## DATA FOR ANALYSIS
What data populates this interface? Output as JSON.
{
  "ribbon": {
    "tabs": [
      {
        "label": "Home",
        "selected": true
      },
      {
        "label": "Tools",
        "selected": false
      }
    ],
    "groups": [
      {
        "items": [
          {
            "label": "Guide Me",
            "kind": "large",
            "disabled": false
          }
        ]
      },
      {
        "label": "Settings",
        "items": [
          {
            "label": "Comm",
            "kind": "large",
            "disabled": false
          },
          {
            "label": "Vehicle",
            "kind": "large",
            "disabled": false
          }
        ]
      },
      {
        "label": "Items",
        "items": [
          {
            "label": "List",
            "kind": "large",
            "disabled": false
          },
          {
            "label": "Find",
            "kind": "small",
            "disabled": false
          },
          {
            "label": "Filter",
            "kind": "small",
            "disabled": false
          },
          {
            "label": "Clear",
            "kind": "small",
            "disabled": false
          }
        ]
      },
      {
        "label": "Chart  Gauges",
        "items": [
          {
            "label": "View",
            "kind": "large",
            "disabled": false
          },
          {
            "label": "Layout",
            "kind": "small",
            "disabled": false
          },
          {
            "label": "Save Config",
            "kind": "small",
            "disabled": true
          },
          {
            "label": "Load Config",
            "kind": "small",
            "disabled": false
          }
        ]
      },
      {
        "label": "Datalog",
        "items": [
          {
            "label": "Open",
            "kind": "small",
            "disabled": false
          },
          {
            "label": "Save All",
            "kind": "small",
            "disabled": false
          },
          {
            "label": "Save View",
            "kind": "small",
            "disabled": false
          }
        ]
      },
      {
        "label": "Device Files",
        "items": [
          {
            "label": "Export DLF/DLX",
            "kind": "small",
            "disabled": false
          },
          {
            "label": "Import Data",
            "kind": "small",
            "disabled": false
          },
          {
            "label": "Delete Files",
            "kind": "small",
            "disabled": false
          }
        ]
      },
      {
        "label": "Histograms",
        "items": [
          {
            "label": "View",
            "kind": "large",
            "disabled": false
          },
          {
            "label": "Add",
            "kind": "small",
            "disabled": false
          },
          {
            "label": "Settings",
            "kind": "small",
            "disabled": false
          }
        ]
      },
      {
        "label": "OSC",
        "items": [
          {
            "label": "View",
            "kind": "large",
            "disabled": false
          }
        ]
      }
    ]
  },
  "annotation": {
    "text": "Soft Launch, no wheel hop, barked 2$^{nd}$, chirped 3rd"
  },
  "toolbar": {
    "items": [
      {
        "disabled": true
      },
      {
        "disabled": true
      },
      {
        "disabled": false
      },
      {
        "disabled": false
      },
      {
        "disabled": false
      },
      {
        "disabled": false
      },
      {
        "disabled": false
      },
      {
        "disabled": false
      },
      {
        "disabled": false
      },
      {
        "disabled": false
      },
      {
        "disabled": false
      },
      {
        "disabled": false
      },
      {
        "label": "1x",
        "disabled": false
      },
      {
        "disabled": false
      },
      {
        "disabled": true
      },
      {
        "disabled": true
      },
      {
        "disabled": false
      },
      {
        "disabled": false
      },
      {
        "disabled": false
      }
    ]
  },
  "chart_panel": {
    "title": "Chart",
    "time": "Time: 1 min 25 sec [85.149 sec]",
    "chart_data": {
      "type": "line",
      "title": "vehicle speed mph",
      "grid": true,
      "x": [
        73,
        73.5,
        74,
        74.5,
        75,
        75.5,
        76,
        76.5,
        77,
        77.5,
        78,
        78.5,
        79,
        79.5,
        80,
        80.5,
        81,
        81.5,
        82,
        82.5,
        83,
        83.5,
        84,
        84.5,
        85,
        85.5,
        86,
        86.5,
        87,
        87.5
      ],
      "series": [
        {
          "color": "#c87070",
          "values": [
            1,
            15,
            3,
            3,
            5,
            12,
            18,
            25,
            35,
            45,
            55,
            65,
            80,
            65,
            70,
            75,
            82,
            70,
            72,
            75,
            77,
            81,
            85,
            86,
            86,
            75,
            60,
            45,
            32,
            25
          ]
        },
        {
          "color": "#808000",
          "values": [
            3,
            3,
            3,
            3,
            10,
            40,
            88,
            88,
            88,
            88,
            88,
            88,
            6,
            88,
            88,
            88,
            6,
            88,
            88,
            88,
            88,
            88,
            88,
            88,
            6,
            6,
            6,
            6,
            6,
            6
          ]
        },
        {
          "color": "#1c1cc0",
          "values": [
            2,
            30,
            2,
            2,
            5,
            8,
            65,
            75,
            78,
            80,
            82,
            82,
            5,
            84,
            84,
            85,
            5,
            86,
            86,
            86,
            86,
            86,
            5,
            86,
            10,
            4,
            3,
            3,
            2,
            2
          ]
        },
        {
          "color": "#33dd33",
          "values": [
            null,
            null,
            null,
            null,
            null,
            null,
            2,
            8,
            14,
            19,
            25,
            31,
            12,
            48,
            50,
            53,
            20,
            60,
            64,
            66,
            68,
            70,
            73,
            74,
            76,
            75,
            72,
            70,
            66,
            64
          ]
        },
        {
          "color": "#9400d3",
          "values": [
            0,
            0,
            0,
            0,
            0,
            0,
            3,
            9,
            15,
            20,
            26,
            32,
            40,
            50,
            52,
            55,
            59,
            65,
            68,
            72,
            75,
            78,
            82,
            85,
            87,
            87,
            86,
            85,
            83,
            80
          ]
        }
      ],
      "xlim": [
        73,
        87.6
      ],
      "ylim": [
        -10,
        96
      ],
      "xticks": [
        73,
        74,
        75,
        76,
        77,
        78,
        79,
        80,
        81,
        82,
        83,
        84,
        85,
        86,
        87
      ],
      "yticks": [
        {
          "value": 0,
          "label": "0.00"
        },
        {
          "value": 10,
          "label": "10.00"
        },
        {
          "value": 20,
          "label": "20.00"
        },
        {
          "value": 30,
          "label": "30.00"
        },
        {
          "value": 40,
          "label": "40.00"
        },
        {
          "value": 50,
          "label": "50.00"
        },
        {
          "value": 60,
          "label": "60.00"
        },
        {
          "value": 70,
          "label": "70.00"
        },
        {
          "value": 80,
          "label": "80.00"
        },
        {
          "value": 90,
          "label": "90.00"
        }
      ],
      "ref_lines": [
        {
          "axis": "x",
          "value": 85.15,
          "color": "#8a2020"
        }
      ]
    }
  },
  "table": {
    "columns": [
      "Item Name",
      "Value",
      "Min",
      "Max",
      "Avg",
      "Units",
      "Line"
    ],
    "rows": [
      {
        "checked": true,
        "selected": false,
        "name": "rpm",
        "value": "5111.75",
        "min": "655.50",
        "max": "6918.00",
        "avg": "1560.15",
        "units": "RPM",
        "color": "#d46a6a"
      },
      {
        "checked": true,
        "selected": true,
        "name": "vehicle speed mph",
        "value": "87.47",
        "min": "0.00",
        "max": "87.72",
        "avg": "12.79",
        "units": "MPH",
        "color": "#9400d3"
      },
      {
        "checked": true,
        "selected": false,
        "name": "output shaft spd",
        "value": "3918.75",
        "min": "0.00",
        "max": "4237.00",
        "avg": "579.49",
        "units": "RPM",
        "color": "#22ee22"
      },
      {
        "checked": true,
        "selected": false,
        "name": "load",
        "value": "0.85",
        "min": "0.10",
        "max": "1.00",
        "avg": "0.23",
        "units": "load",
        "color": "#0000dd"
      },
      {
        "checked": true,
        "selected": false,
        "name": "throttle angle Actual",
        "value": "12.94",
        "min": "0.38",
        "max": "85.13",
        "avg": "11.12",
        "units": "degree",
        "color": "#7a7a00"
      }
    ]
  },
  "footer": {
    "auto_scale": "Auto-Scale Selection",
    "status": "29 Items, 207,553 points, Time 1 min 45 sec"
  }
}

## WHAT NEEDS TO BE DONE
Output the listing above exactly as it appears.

## TASK RESULT
What data populates this interface? Output as JSON.
{
  "ribbon": {
    "tabs": [
      {
        "label": "Home",
        "selected": true
      },
      {
        "label": "Tools",
        "selected": false
      }
    ],
    "groups": [
      {
        "items": [
          {
            "label": "Guide Me",
            "kind": "large",
            "disabled": false
          }
        ]
      },
      {
        "label": "Settings",
        "items": [
          {
            "label": "Comm",
            "kind": "large",
            "disabled": false
          },
          {
            "label": "Vehicle",
            "kind": "large",
            "disabled": false
          }
        ]
      },
      {
        "label": "Items",
        "items": [
          {
            "label": "List",
            "kind": "large",
            "disabled": false
          },
          {
            "label": "Find",
            "kind": "small",
            "disabled": false
          },
          {
            "label": "Filter",
            "kind": "small",
            "disabled": false
          },
          {
            "label": "Clear",
            "kind": "small",
            "disabled": false
          }
        ]
      },
      {
        "label": "Chart  Gauges",
        "items": [
          {
            "label": "View",
            "kind": "large",
            "disabled": false
          },
          {
            "label": "Layout",
            "kind": "small",
            "disabled": false
          },
          {
            "label": "Save Config",
            "kind": "small",
            "disabled": true
          },
          {
            "label": "Load Config",
            "kind": "small",
            "disabled": false
          }
        ]
      },
      {
        "label": "Datalog",
        "items": [
          {
            "label": "Open",
            "kind": "small",
            "disabled": false
          },
          {
            "label": "Save All",
            "kind": "small",
            "disabled": false
          },
          {
            "label": "Save View",
            "kind": "small",
            "disabled": false
          }
        ]
      },
      {
        "label": "Device Files",
        "items": [
          {
            "label": "Export DLF/DLX",
            "kind": "small",
            "disabled": false
          },
          {
            "label": "Import Data",
            "kind": "small",
            "disabled": false
          },
          {
            "label": "Delete Files",
            "kind": "small",
            "disabled": false
          }
        ]
      },
      {
        "label": "Histograms",
        "items": [
          {
            "label": "View",
            "kind": "large",
            "disabled": false
          },
          {
            "label": "Add",
            "kind": "small",
            "disabled": false
          },
          {
            "label": "Settings",
            "kind": "small",
            "disabled": false
          }
        ]
      },
      {
        "label": "OSC",
        "items": [
          {
            "label": "View",
            "kind": "large",
            "disabled": false
          }
        ]
      }
    ]
  },
  "annotation": {
    "text": "Soft Launch, no wheel hop, barked 2$^{nd}$, chirped 3rd"
  },
  "toolbar": {
    "items": [
      {
        "disabled": true
      },
      {
        "disabled": true
      },
      {
        "disabled": false
      },
      {
        "disabled": false
      },
      {
        "disabled": false
      },
      {
        "disabled": false
      },
      {
        "disabled": false
      },
      {
        "disabled": false
      },
      {
        "disabled": false
      },
      {
        "disabled": false
      },
      {
        "disabled": false
      },
      {
        "disabled": false
      },
      {
        "label": "1x",
        "disabled": false
      },
      {
        "disabled": false
      },
      {
        "disabled": true
      },
      {
        "disabled": true
      },
      {
        "disabled": false
      },
      {
        "disabled": false
      },
      {
        "disabled": false
      }
    ]
  },
  "chart_panel": {
    "title": "Chart",
    "time": "Time: 1 min 25 sec [85.149 sec]",
    "chart_data": {
      "type": "line",
      "title": "vehicle speed mph",
      "grid": true,
      "x": [
        73,
        73.5,
        74,
        74.5,
        75,
        75.5,
        76,
        76.5,
        77,
        77.5,
        78,
        78.5,
        79,
        79.5,
        80,
        80.5,
        81,
        81.5,
        82,
        82.5,
        83,
        83.5,
        84,
        84.5,
        85,
        85.5,
        86,
        86.5,
        87,
        87.5
      ],
      "series": [
        {
          "color": "#c87070",
          "values": [
            1,
            15,
            3,
            3,
            5,
            12,
            18,
            25,
            35,
            45,
            55,
            65,
            80,
            65,
            70,
            75,
            82,
            70,
            72,
            75,
            77,
            81,
            85,
            86,
            86,
            75,
            60,
            45,
            32,
            25
          ]
        },
        {
          "color": "#808000",
          "values": [
            3,
            3,
            3,
            3,
            10,
            40,
            88,
            88,
            88,
            88,
            88,
            88,
            6,
            88,
            88,
            88,
            6,
            88,
            88,
            88,
            88,
            88,
            88,
            88,
            6,
            6,
            6,
            6,
            6,
            6
          ]
        },
        {
          "color": "#1c1cc0",
          "values": [
            2,
            30,
            2,
            2,
            5,
            8,
            65,
            75,
            78,
            80,
            82,
            82,
            5,
            84,
            84,
            85,
            5,
            86,
            86,
            86,
            86,
            86,
            5,
            86,
            10,
            4,
            3,
            3,
            2,
            2
          ]
        },
        {
          "color": "#33dd33",
          "values": [
            null,
            null,
            null,
            null,
            null,
            null,
            2,
            8,
            14,
            19,
            25,
            31,
            12,
            48,
            50,
            53,
            20,
            60,
            64,
            66,
            68,
            70,
            73,
            74,
            76,
            75,
            72,
            70,
            66,
            64
          ]
        },
        {
          "color": "#9400d3",
          "values": [
            0,
            0,
            0,
            0,
            0,
            0,
            3,
            9,
            15,
            20,
            26,
            32,
            40,
            50,
            52,
            55,
            59,
            65,
            68,
            72,
            75,
            78,
            82,
            85,
            87,
            87,
            86,
            85,
            83,
            80
          ]
        }
      ],
      "xlim": [
        73,
        87.6
      ],
      "ylim": [
        -10,
        96
      ],
      "xticks": [
        73,
        74,
        75,
        76,
        77,
        78,
        79,
        80,
        81,
        82,
        83,
        84,
        85,
        86,
        87
      ],
      "yticks": [
        {
          "value": 0,
          "label": "0.00"
        },
        {
          "value": 10,
          "label": "10.00"
        },
        {
          "value": 20,
          "label": "20.00"
        },
        {
          "value": 30,
          "label": "30.00"
        },
        {
          "value": 40,
          "label": "40.00"
        },
        {
          "value": 50,
          "label": "50.00"
        },
        {
          "value": 60,
          "label": "60.00"
        },
        {
          "value": 70,
          "label": "70.00"
        },
        {
          "value": 80,
          "label": "80.00"
        },
        {
          "value": 90,
          "label": "90.00"
        }
      ],
      "ref_lines": [
        {
          "axis": "x",
          "value": 85.15,
          "color": "#8a2020"
        }
      ]
    }
  },
  "table": {
    "columns": [
      "Item Name",
      "Value",
      "Min",
      "Max",
      "Avg",
      "Units",
      "Line"
    ],
    "rows": [
      {
        "checked": true,
        "selected": false,
        "name": "rpm",
        "value": "5111.75",
        "min": "655.50",
        "max": "6918.00",
        "avg": "1560.15",
        "units": "RPM",
        "color": "#d46a6a"
      },
      {
        "checked": true,
        "selected": true,
        "name": "vehicle speed mph",
        "value": "87.47",
        "min": "0.00",
        "max": "87.72",
        "avg": "12.79",
        "units": "MPH",
        "color": "#9400d3"
      },
      {
        "checked": true,
        "selected": false,
        "name": "output shaft spd",
        "value": "3918.75",
        "min": "0.00",
        "max": "4237.00",
        "avg": "579.49",
        "units": "RPM",
        "color": "#22ee22"
      },
      {
        "checked": true,
        "selected": false,
        "name": "load",
        "value": "0.85",
        "min": "0.10",
        "max": "1.00",
        "avg": "0.23",
        "units": "load",
        "color": "#0000dd"
      },
      {
        "checked": true,
        "selected": false,
        "name": "throttle angle Actual",
        "value": "12.94",
        "min": "0.38",
        "max": "85.13",
        "avg": "11.12",
        "units": "degree",
        "color": "#7a7a00"
      }
    ]
  },
  "footer": {
    "auto_scale": "Auto-Scale Selection",
    "status": "29 Items, 207,553 points, Time 1 min 45 sec"
  }
}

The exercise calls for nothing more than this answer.